▸ **WHAT YOU NEED TO DO**
Read the data below. Every line holding the string "your" must be copied.

Collection entries:

----

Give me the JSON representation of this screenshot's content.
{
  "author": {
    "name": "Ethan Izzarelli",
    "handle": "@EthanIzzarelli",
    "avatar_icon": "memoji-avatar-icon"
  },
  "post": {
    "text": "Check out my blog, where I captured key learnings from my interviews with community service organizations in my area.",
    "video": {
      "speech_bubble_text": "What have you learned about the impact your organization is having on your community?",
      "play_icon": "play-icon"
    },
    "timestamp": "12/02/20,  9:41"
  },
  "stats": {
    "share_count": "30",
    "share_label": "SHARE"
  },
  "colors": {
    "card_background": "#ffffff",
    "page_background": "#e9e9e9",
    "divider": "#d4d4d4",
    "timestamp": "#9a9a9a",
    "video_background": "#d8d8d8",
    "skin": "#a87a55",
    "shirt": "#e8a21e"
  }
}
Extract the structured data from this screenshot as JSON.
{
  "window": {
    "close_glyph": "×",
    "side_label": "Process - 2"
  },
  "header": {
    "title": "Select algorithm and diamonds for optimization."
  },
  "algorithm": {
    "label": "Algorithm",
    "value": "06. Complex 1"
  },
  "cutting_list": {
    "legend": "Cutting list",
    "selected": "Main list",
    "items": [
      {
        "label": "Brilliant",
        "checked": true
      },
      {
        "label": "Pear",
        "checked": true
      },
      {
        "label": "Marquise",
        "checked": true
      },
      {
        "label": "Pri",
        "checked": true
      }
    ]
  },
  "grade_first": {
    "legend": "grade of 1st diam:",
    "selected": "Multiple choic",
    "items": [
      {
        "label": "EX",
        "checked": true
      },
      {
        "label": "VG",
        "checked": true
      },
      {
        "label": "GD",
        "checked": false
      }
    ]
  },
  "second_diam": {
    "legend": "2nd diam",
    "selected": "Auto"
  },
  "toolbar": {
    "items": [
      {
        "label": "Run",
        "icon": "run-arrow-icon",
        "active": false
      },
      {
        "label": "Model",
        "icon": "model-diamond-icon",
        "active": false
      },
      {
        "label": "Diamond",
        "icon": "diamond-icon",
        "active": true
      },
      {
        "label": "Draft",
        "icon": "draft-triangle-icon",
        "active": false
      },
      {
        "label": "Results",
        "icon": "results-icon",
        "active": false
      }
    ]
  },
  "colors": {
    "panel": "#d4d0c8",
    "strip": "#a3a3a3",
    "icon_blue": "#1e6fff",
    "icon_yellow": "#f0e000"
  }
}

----

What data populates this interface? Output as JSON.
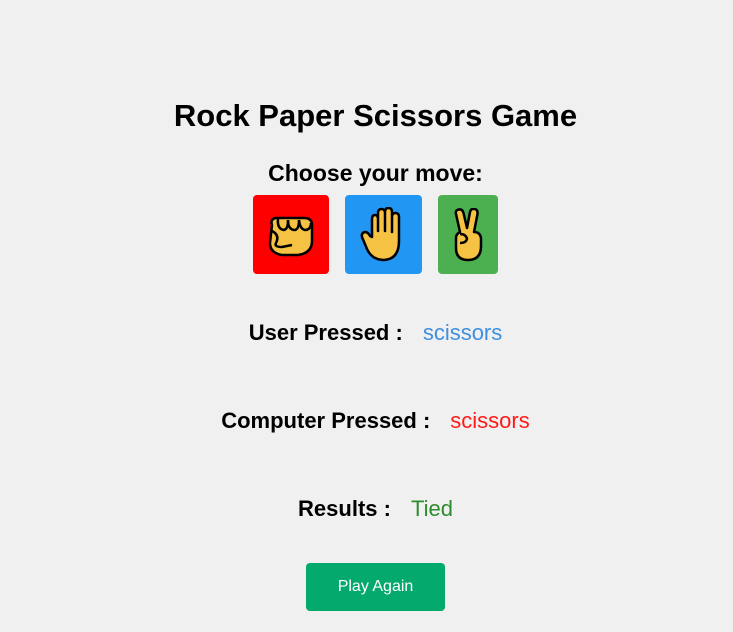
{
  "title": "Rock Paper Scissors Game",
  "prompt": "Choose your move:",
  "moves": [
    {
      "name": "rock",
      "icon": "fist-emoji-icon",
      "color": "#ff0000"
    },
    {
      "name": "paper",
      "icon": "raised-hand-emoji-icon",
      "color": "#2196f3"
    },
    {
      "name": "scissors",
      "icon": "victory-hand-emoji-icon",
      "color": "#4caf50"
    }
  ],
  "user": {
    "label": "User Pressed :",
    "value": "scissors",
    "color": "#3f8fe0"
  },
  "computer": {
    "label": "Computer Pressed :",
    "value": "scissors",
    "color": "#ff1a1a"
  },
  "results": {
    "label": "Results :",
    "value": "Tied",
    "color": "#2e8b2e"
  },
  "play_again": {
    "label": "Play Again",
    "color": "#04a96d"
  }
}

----

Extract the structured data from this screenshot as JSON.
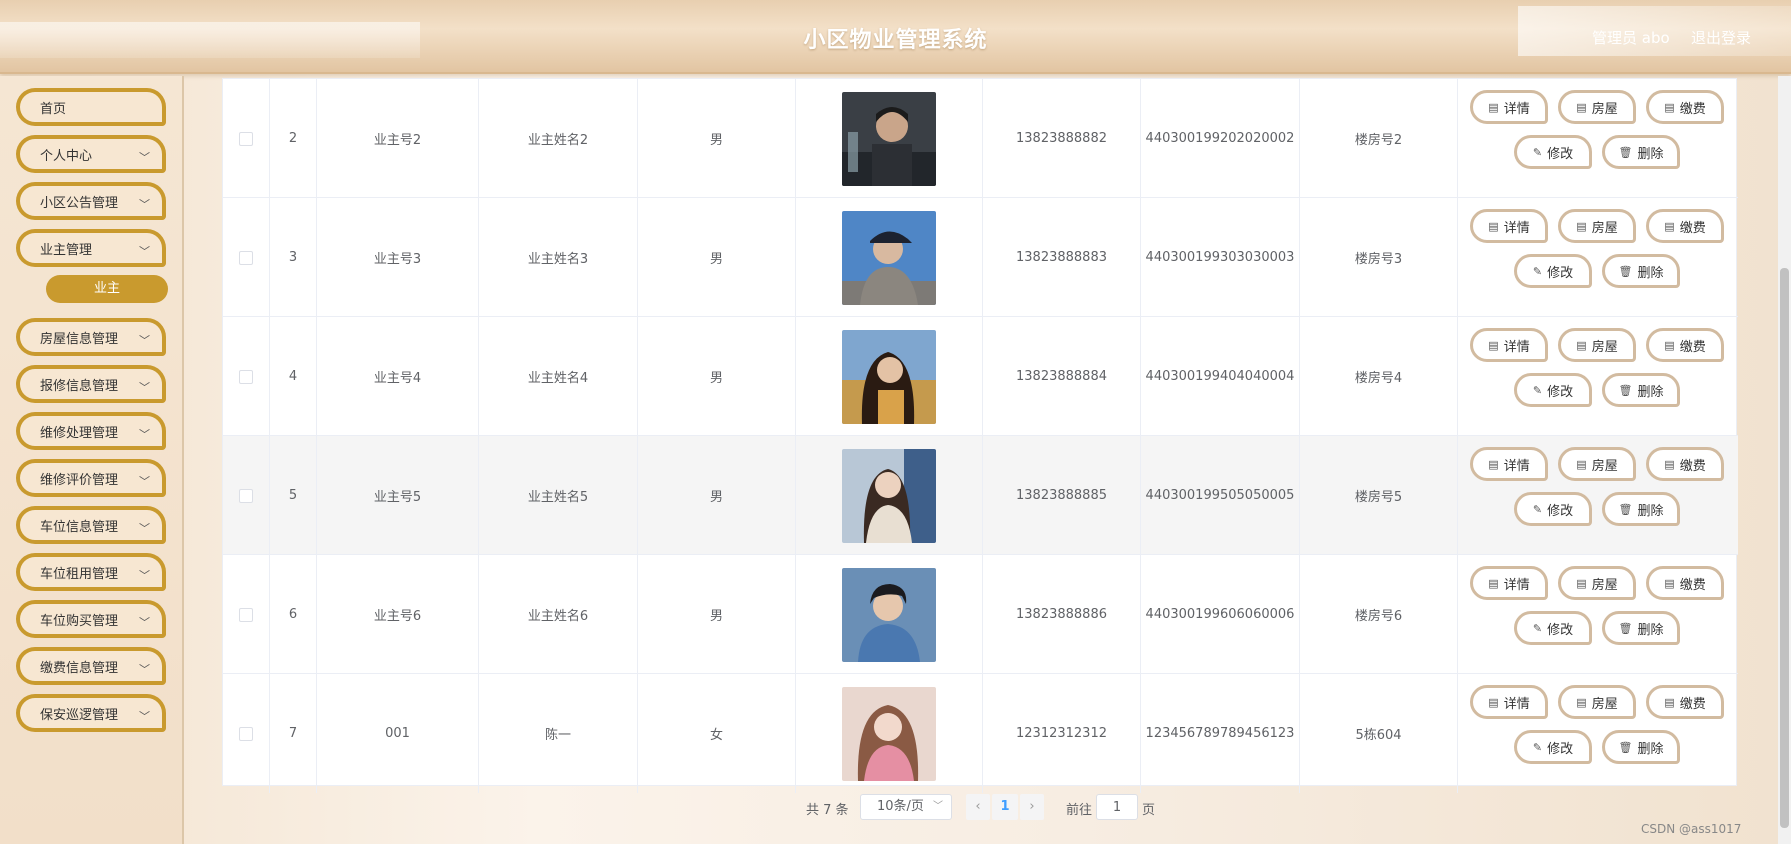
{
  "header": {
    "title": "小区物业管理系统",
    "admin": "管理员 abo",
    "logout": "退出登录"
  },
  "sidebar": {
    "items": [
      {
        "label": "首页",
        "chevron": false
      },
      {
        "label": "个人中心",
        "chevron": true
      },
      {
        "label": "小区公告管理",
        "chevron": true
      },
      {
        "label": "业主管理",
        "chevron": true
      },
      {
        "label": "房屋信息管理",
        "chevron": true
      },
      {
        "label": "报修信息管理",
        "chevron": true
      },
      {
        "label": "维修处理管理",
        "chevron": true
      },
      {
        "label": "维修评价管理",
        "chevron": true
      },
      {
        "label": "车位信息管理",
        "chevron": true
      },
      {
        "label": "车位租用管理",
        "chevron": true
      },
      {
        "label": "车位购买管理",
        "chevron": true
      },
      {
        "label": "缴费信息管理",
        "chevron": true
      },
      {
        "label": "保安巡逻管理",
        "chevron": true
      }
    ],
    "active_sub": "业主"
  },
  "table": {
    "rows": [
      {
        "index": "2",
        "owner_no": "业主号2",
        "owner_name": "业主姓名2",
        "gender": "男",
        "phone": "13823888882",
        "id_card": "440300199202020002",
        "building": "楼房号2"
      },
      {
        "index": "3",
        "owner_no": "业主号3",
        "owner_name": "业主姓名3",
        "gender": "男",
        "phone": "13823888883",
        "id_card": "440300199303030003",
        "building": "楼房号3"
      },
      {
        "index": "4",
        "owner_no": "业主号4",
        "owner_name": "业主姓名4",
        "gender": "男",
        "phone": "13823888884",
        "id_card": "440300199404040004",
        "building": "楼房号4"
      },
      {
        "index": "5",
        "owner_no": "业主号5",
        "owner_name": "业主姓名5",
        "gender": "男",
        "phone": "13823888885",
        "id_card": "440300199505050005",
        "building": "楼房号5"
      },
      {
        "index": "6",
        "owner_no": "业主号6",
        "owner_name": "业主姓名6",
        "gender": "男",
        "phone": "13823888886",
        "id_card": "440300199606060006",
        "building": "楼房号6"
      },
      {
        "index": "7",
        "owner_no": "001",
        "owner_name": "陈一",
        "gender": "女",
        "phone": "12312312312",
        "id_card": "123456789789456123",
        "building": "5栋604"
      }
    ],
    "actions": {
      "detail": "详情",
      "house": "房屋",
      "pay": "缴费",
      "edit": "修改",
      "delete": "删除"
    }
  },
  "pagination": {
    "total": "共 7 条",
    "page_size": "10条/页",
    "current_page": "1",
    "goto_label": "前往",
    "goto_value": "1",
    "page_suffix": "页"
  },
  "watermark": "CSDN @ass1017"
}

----

▸ **EXPECTED OUTPUT**
      "speech_bubble_text": "What have you learned about the impact your organization is having on your community?",
  "prompt": "Choose your move:",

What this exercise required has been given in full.